Your task is to copy every line of the entries that contains "repellat".

Records supplied START

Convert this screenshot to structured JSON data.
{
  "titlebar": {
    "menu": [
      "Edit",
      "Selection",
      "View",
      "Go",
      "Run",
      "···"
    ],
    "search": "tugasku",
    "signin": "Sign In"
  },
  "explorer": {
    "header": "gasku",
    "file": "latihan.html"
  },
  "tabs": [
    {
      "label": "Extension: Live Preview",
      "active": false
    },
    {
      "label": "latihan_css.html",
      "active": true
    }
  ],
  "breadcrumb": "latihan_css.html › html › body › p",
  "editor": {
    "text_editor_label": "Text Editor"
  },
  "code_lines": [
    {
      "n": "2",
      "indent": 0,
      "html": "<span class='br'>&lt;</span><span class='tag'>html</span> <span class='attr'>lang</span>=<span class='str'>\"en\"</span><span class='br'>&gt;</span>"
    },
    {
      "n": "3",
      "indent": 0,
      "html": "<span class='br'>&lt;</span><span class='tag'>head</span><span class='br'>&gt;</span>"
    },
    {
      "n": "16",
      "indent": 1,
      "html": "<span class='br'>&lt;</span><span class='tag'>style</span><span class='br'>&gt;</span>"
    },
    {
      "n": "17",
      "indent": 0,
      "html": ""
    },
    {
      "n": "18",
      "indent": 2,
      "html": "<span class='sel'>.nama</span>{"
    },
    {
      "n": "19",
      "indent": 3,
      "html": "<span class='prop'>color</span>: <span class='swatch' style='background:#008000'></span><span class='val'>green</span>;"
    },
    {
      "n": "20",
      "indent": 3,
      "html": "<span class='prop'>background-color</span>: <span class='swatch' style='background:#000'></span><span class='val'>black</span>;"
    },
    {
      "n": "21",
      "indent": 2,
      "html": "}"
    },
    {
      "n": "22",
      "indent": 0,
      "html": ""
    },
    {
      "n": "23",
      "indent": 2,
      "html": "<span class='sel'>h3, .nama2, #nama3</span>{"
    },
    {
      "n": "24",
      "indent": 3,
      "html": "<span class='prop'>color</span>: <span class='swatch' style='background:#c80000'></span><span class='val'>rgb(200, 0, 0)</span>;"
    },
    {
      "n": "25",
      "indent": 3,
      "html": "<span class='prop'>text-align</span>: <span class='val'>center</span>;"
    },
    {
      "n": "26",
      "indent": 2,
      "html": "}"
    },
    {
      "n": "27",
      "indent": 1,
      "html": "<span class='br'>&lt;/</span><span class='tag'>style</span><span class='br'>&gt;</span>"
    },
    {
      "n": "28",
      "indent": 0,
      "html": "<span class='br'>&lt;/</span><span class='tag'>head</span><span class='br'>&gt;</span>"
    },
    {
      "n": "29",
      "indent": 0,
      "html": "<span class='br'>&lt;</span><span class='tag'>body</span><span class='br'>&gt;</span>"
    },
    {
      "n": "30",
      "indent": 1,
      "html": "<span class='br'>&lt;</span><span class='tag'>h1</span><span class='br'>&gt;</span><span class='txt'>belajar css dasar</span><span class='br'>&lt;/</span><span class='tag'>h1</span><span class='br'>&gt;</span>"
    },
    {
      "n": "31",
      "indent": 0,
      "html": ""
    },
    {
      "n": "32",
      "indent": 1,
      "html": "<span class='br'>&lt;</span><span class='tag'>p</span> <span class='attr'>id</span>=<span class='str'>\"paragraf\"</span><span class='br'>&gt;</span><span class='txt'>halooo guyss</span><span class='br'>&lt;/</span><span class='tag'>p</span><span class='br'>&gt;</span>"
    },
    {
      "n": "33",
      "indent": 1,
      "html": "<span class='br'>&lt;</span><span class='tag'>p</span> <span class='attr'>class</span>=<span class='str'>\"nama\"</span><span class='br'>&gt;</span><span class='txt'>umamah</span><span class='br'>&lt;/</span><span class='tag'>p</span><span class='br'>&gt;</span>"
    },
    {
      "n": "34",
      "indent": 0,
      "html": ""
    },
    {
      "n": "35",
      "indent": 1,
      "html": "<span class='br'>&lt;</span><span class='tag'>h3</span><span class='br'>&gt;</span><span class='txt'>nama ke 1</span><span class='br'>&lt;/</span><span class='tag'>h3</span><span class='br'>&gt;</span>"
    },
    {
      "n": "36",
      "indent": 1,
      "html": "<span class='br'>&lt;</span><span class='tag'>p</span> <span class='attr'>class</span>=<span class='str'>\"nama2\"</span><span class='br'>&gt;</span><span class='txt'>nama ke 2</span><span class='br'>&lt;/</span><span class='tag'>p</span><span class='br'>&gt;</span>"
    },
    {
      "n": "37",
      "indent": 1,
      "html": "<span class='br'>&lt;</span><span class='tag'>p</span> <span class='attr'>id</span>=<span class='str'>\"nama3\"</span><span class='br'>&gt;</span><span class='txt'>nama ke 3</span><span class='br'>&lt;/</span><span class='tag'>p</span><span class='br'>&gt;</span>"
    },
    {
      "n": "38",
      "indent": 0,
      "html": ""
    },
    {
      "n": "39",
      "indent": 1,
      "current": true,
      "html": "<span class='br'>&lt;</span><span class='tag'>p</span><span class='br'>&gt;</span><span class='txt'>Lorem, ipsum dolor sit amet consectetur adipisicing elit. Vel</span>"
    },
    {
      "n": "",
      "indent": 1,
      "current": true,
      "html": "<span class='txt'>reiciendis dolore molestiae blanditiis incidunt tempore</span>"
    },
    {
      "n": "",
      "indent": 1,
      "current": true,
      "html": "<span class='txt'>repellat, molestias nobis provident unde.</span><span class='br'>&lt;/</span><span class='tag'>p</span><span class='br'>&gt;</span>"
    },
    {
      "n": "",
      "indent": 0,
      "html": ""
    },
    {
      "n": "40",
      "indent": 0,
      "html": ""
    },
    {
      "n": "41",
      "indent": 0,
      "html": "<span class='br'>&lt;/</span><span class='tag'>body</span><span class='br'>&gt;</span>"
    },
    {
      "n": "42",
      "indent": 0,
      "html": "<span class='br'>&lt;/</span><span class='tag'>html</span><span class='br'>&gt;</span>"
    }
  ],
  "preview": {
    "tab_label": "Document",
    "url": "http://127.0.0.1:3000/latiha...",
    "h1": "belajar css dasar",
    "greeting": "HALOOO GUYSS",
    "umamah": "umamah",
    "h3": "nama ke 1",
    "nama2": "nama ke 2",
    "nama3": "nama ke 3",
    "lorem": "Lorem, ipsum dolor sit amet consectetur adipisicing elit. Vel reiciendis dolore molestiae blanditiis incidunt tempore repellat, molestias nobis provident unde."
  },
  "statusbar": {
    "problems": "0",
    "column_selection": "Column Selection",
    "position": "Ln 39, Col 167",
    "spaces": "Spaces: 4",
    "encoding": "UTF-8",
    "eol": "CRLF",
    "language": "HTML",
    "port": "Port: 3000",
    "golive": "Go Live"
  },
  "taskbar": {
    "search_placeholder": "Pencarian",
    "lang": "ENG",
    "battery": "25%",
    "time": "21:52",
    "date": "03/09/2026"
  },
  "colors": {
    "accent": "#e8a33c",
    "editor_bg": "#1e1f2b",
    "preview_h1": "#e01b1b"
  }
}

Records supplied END

• Exercise response:
      "html": "<span class='txt'>repellat, molestias nobis provident unde.</span><span class='br'>&lt;/</span><span class='tag'>p</span><span class='br'>&gt;</span>"
    "lorem": "Lorem, ipsum dolor sit amet consectetur adipisicing elit. Vel reiciendis dolore molestiae blanditiis incidunt tempore repellat, molestias nobis provident unde."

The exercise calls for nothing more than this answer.